Archives April 15, 2019

Are Phone-Addicted Drivers More Dangerous Than Drunk Drivers?

After crunching data on 4.5 billion miles of driving, road-safety analytics company Zendrive concludes there’s a new threat which just last year claimed the lives of 6,227 pedestrians: drivers “under the influence of a smartphone.”

The study points out that drunk driving fatalities peak after midnight, while distracted driving happens all day, conluding that distracted driving is now a bigger threat than drunk driving.

“Phone addicts are the new drunk drivers,” Zendrive concludes bluntly in its annual distracted driving study. The big picture: The continued increase in unsafe driving comes despite stricter laws in many states, as well as years of massive ad campaigns from groups ranging from cell phone carriers to orthopedic surgeons. “They hide in plain sight, blatantly staring at their phones while driving down the road,” Zendrive says in the study.

And it’s a growing problem. Over just the past year, Zendrive, which analyzes driver behavior for fleets and insurers, said the number of hardcore phone addicts doubled, now accounting for one in 12 drivers. If the current trend continues, that number will be one in five by 2022.

The report concludes drivers are 10 percent more distracted this year than last — and that phone addicts have their eyes off the road for 28% of their drive. Yet when asked to describe their driving, 93% of phone addicts said they believed they were “safe” — or “extremely safe” — drivers.

One even insisted that they never texted while driving, “but I like to FaceTime my friends while driving since it makes time go by faster.”

How DNA Companies Like Ancestry And 23andMe Are Using Your Genetic Data

In the past couple of years, genetic-testing companies like Ancestry and 23andMe have become popular for finding out family history and DNA information.

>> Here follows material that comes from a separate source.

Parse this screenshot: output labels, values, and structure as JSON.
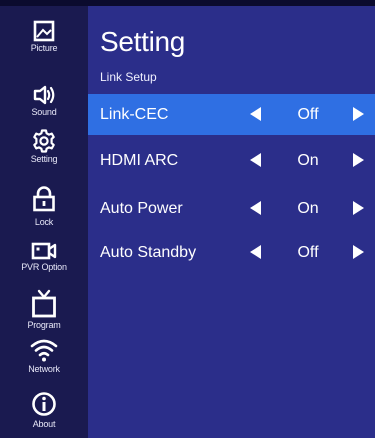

More than 12 million Americans have sent in their DNA to be analyzed to companies like 23andMe and AncestryDNA. The spit-in-tube DNA you send in is anonymized and used for genetic drug research and both sites have been selling the data to third-party companies, like P&G Beauty and Pepto-Bismol, and universities, like The University of Chicago, for some time. In fact, just last week major pharmaceutical giant, GlaxoSmithKline, announced a $300 million deal with 23andMe. The deal entails that they can use the data to analyze the stored sample, investigate new drugs to develop and genetic data for how patients are selected for clinical trials. Both 23andMe and Ancestry said that they will not share genetic information freely, without a court order, but people are welcome to share the information online themselves sometimes in order to find lost relatives or biological parents.

Amazon and Google Fight Bill That Prohibits Secretly Recording You

On Wednesday, the Illinois State Senate passed the Keep Internet Devices Safe Act, a bill that would ban manufacturers of devices that can record audio from doing so remotely without disclosing it to the customer. But after lobbying from trade associations that represent the interests of Google, Amazon — makers of the microphone-enabled Google Home and Alexa smart speakers, respectively — and Microsoft, among other companies, the interests of big tech won out… In its current, neutered form, the bill provides exclusive authority to the Attorney General to enforce the Act, which means regular citizens won’t be able to bring forward a case regarding tech giants recording them in their homes.

Ars Technica notes the move comes after Amazon admitted thousands of their employees listen to Alexa recordings — “something not mentioned in Echo’s terms of service or FAQ pages.”

Vice points out that sometimes those recordings are shared “even after users opt out of having their data used in the program.”

Police Are Using Google’s Location Data From ‘Hundreds of Millions’ of Phones

Police have used information from the search giant’s Sensorvault database to aid in criminal cases across the country, according to a report Saturday by The New York Times. The database has detailed location records from hundreds of millions of phones around the world, the report said. It’s meant to collect information on the users of Google’s products so the company can better target them with ads, and see how effective those ads are. But police have been tapping into the database to help find missing pieces in investigations.

Law enforcement can get “geofence” warrants seeking location data. Those kinds of requests have spiked in the last six months, and the company has received as many as 180 requests in one week, according to the report…. For geofence warrants, police carve out a specific area and time period, and Google can gather information from Sensorvault about the devices that were present during that window, according to the report. The information is anonymous, but police can analyze it and narrow it down to a few devices they think might be relevant to the investigation. Then Google reveals those users’ names and other data, according to the Times…

[T]he AP reported last year that Google tracked people’s location even after they’d turned off location-sharing on their phones.

Google’s data dates back “nearly a decade,” the Times reports — though in a statement, Google’s director of law enforcement and information security insisted “We vigorously protect the privacy of our users while supporting the important work of law enforcement.” (The Times also interviewed a man who was arrested and jailed for a week last year based partly on Google’s data — before eventually being released after the police found a more likely suspect.)